■ **Your objective**
Every entry below should be restated word for word, except for its images.

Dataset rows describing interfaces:

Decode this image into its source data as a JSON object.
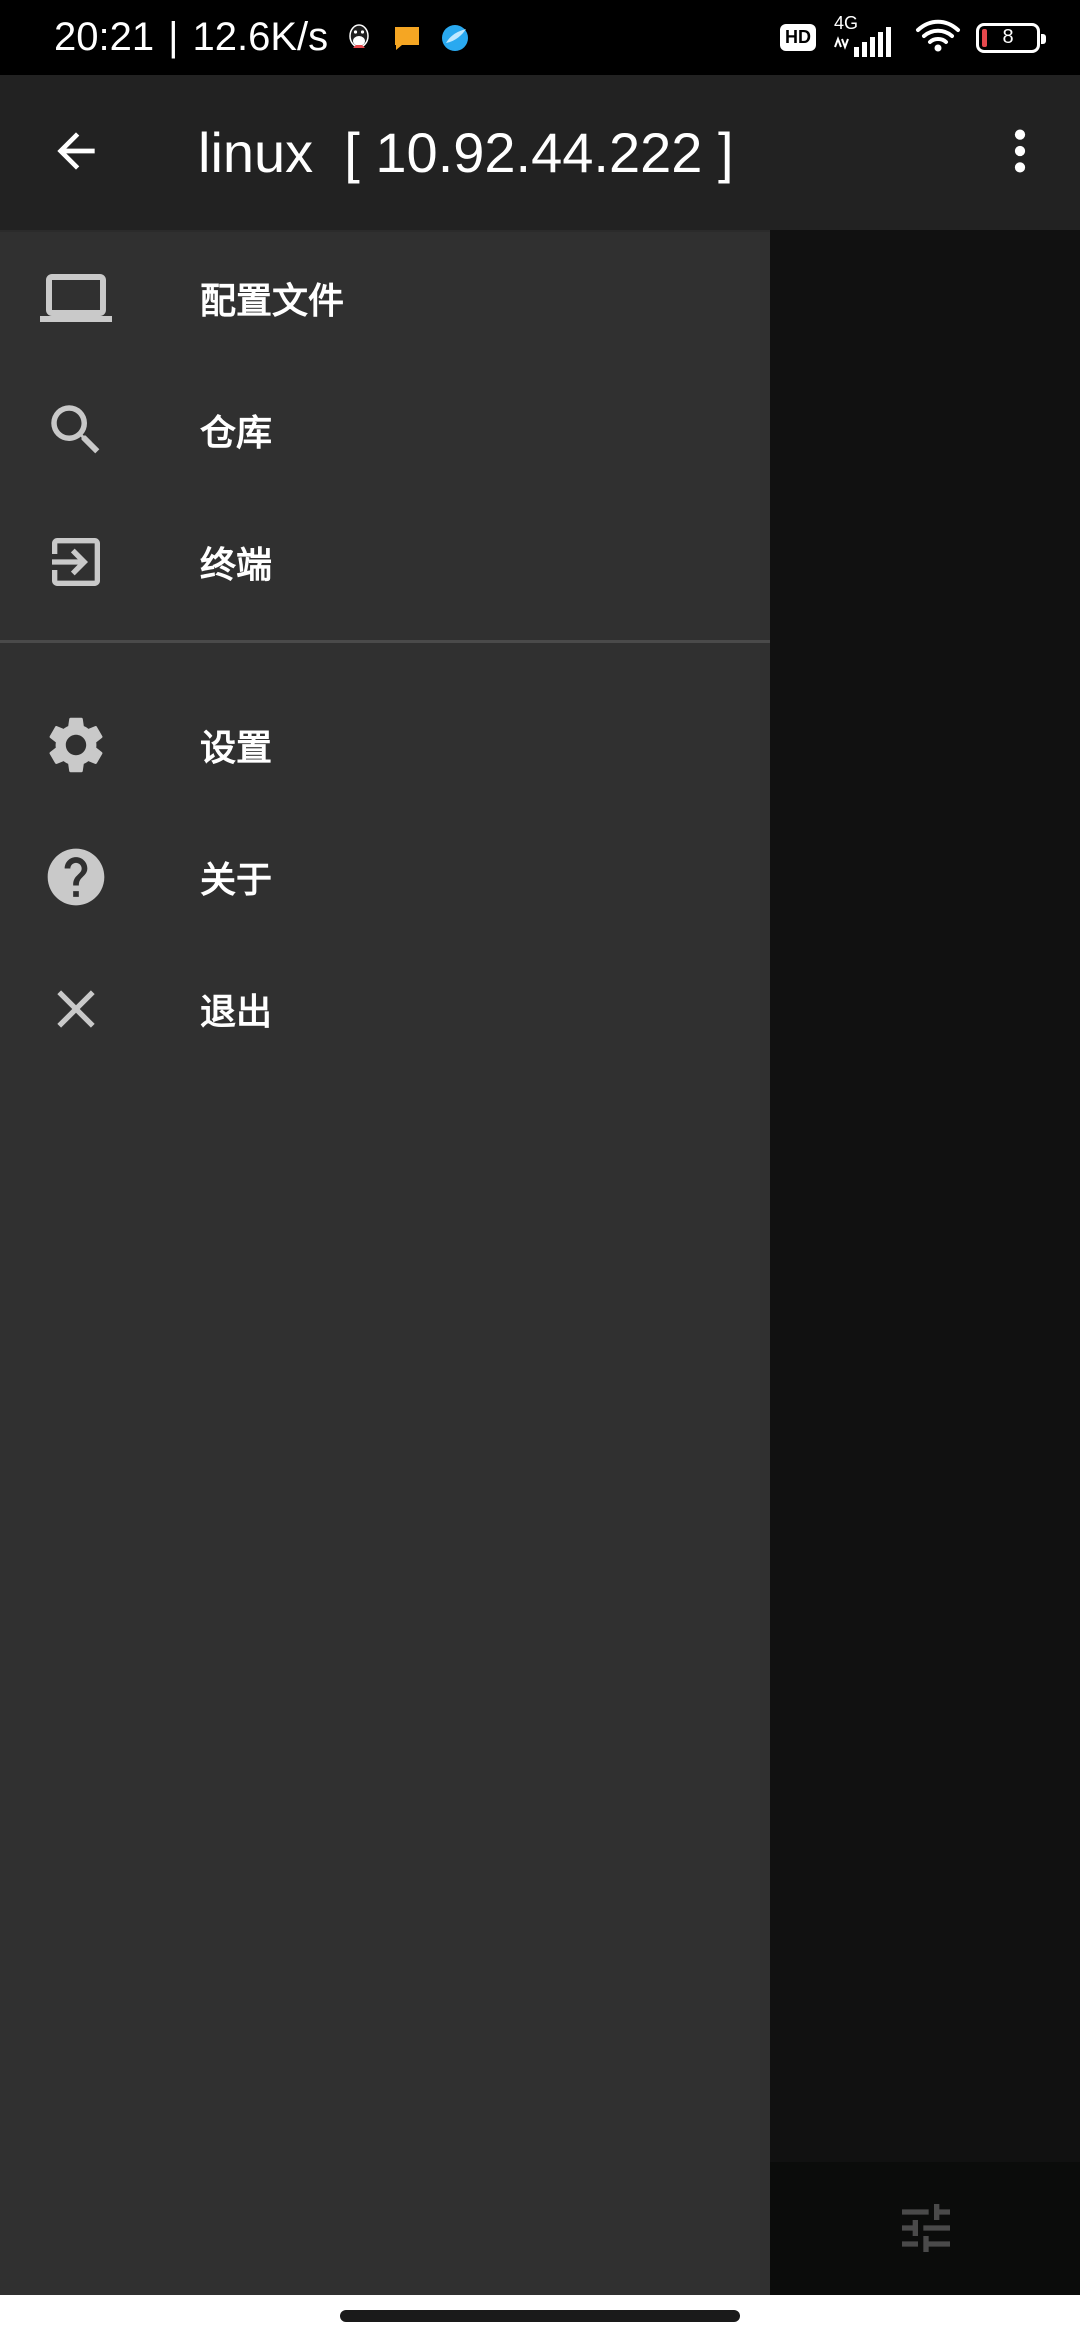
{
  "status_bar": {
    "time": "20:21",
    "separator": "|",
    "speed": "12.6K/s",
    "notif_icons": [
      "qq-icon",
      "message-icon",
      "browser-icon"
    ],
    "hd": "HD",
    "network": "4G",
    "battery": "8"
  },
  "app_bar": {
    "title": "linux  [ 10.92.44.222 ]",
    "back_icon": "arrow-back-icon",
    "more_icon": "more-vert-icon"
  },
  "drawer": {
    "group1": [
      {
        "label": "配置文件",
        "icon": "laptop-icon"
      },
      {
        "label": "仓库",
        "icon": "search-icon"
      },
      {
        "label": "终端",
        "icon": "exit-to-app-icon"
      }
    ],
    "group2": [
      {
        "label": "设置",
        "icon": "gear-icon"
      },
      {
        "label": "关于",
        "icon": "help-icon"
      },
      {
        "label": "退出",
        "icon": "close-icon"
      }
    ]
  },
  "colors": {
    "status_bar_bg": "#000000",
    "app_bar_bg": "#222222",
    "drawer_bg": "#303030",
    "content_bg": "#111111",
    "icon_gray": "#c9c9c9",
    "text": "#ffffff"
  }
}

■ **Solution for this task**
Decode this image into its source data as a JSON object.
{
  "status_bar": {
    "time": "20:21",
    "separator": "|",
    "speed": "12.6K/s",
    "notif_icons": [
      "qq-icon",
      "message-icon",
      "browser-icon"
    ],
    "hd": "HD",
    "network": "4G",
    "battery": "8"
  },
  "app_bar": {
    "title": "linux  [ 10.92.44.222 ]",
    "back_icon": "arrow-back-icon",
    "more_icon": "more-vert-icon"
  },
  "drawer": {
    "group1": [
      {
        "label": "配置文件",
        "icon": "laptop-icon"
      },
      {
        "label": "仓库",
        "icon": "search-icon"
      },
      {
        "label": "终端",
        "icon": "exit-to-app-icon"
      }
    ],
    "group2": [
      {
        "label": "设置",
        "icon": "gear-icon"
      },
      {
        "label": "关于",
        "icon": "help-icon"
      },
      {
        "label": "退出",
        "icon": "close-icon"
      }
    ]
  },
  "colors": {
    "status_bar_bg": "#000000",
    "app_bar_bg": "#222222",
    "drawer_bg": "#303030",
    "content_bg": "#111111",
    "icon_gray": "#c9c9c9",
    "text": "#ffffff"
  }
}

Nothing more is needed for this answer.